**Data for review**
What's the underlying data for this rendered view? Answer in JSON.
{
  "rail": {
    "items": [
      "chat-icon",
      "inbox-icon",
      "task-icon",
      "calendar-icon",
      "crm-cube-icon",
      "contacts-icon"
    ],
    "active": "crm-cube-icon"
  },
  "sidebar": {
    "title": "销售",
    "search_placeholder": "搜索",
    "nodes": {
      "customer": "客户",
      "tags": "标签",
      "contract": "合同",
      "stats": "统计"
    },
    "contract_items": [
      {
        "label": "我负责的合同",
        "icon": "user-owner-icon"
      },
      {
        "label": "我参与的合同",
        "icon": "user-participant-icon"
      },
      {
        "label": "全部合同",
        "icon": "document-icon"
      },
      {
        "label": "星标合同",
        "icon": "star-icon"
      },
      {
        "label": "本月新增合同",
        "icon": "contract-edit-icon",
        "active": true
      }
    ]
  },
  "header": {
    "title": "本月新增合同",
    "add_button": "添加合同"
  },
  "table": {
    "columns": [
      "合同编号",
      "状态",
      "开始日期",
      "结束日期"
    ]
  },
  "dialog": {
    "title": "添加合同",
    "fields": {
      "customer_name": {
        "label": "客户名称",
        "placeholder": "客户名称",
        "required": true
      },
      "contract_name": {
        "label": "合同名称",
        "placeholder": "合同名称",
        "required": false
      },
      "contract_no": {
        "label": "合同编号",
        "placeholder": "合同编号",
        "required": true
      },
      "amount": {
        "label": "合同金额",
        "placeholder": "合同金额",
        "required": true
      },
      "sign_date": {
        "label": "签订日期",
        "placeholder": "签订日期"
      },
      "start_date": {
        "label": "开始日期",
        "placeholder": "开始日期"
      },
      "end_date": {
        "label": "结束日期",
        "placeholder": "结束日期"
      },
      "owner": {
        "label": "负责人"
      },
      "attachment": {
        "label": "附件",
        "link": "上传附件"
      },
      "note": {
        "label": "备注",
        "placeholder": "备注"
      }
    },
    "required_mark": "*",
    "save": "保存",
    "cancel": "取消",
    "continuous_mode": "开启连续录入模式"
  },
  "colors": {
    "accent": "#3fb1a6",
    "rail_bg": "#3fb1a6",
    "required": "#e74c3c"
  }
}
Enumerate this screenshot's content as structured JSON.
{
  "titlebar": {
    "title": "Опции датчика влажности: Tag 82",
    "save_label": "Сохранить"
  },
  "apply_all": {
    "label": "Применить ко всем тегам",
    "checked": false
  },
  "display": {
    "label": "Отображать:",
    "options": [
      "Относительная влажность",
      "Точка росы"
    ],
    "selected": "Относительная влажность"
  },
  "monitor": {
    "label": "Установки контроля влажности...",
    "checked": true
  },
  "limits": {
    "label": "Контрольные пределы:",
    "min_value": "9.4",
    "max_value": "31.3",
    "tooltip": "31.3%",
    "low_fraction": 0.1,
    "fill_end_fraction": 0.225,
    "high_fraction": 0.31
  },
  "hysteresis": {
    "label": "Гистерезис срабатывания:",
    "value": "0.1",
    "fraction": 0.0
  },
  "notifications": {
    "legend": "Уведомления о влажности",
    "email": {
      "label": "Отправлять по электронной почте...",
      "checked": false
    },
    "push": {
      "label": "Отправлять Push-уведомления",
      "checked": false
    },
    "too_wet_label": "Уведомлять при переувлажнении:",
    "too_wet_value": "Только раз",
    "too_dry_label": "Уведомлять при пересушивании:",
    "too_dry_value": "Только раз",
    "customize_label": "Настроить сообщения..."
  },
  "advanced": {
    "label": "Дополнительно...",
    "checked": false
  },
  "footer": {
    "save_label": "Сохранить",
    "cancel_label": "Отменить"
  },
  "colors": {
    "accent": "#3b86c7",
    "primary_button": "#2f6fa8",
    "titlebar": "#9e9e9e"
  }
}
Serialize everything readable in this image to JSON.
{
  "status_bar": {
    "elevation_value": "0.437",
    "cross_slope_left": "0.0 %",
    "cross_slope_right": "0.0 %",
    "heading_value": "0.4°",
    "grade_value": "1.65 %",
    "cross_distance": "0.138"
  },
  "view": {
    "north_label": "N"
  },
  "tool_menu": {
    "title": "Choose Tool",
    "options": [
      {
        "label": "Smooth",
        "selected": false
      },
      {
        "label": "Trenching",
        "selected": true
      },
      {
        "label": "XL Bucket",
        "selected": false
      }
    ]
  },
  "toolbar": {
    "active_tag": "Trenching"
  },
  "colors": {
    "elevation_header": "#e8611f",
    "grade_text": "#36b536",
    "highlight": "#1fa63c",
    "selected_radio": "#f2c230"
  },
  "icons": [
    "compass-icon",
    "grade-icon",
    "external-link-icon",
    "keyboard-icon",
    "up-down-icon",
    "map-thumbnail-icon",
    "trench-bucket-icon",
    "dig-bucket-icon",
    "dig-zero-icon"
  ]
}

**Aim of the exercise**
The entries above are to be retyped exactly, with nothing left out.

**Task result**
What's the underlying data for this rendered view? Answer in JSON.
{
  "rail": {
    "items": [
      "chat-icon",
      "inbox-icon",
      "task-icon",
      "calendar-icon",
      "crm-cube-icon",
      "contacts-icon"
    ],
    "active": "crm-cube-icon"
  },
  "sidebar": {
    "title": "销售",
    "search_placeholder": "搜索",
    "nodes": {
      "customer": "客户",
      "tags": "标签",
      "contract": "合同",
      "stats": "统计"
    },
    "contract_items": [
      {
        "label": "我负责的合同",
        "icon": "user-owner-icon"
      },
      {
        "label": "我参与的合同",
        "icon": "user-participant-icon"
      },
      {
        "label": "全部合同",
        "icon": "document-icon"
      },
      {
        "label": "星标合同",
        "icon": "star-icon"
      },
      {
        "label": "本月新增合同",
        "icon": "contract-edit-icon",
        "active": true
      }
    ]
  },
  "header": {
    "title": "本月新增合同",
    "add_button": "添加合同"
  },
  "table": {
    "columns": [
      "合同编号",
      "状态",
      "开始日期",
      "结束日期"
    ]
  },
  "dialog": {
    "title": "添加合同",
    "fields": {
      "customer_name": {
        "label": "客户名称",
        "placeholder": "客户名称",
        "required": true
      },
      "contract_name": {
        "label": "合同名称",
        "placeholder": "合同名称",
        "required": false
      },
      "contract_no": {
        "label": "合同编号",
        "placeholder": "合同编号",
        "required": true
      },
      "amount": {
        "label": "合同金额",
        "placeholder": "合同金额",
        "required": true
      },
      "sign_date": {
        "label": "签订日期",
        "placeholder": "签订日期"
      },
      "start_date": {
        "label": "开始日期",
        "placeholder": "开始日期"
      },
      "end_date": {
        "label": "结束日期",
        "placeholder": "结束日期"
      },
      "owner": {
        "label": "负责人"
      },
      "attachment": {
        "label": "附件",
        "link": "上传附件"
      },
      "note": {
        "label": "备注",
        "placeholder": "备注"
      }
    },
    "required_mark": "*",
    "save": "保存",
    "cancel": "取消",
    "continuous_mode": "开启连续录入模式"
  },
  "colors": {
    "accent": "#3fb1a6",
    "rail_bg": "#3fb1a6",
    "required": "#e74c3c"
  }
}
Enumerate this screenshot's content as structured JSON.
{
  "titlebar": {
    "title": "Опции датчика влажности: Tag 82",
    "save_label": "Сохранить"
  },
  "apply_all": {
    "label": "Применить ко всем тегам",
    "checked": false
  },
  "display": {
    "label": "Отображать:",
    "options": [
      "Относительная влажность",
      "Точка росы"
    ],
    "selected": "Относительная влажность"
  },
  "monitor": {
    "label": "Установки контроля влажности...",
    "checked": true
  },
  "limits": {
    "label": "Контрольные пределы:",
    "min_value": "9.4",
    "max_value": "31.3",
    "tooltip": "31.3%",
    "low_fraction": 0.1,
    "fill_end_fraction": 0.225,
    "high_fraction": 0.31
  },
  "hysteresis": {
    "label": "Гистерезис срабатывания:",
    "value": "0.1",
    "fraction": 0.0
  },
  "notifications": {
    "legend": "Уведомления о влажности",
    "email": {
      "label": "Отправлять по электронной почте...",
      "checked": false
    },
    "push": {
      "label": "Отправлять Push-уведомления",
      "checked": false
    },
    "too_wet_label": "Уведомлять при переувлажнении:",
    "too_wet_value": "Только раз",
    "too_dry_label": "Уведомлять при пересушивании:",
    "too_dry_value": "Только раз",
    "customize_label": "Настроить сообщения..."
  },
  "advanced": {
    "label": "Дополнительно...",
    "checked": false
  },
  "footer": {
    "save_label": "Сохранить",
    "cancel_label": "Отменить"
  },
  "colors": {
    "accent": "#3b86c7",
    "primary_button": "#2f6fa8",
    "titlebar": "#9e9e9e"
  }
}
Serialize everything readable in this image to JSON.
{
  "status_bar": {
    "elevation_value": "0.437",
    "cross_slope_left": "0.0 %",
    "cross_slope_right": "0.0 %",
    "heading_value": "0.4°",
    "grade_value": "1.65 %",
    "cross_distance": "0.138"
  },
  "view": {
    "north_label": "N"
  },
  "tool_menu": {
    "title": "Choose Tool",
    "options": [
      {
        "label": "Smooth",
        "selected": false
      },
      {
        "label": "Trenching",
        "selected": true
      },
      {
        "label": "XL Bucket",
        "selected": false
      }
    ]
  },
  "toolbar": {
    "active_tag": "Trenching"
  },
  "colors": {
    "elevation_header": "#e8611f",
    "grade_text": "#36b536",
    "highlight": "#1fa63c",
    "selected_radio": "#f2c230"
  },
  "icons": [
    "compass-icon",
    "grade-icon",
    "external-link-icon",
    "keyboard-icon",
    "up-down-icon",
    "map-thumbnail-icon",
    "trench-bucket-icon",
    "dig-bucket-icon",
    "dig-zero-icon"
  ]
}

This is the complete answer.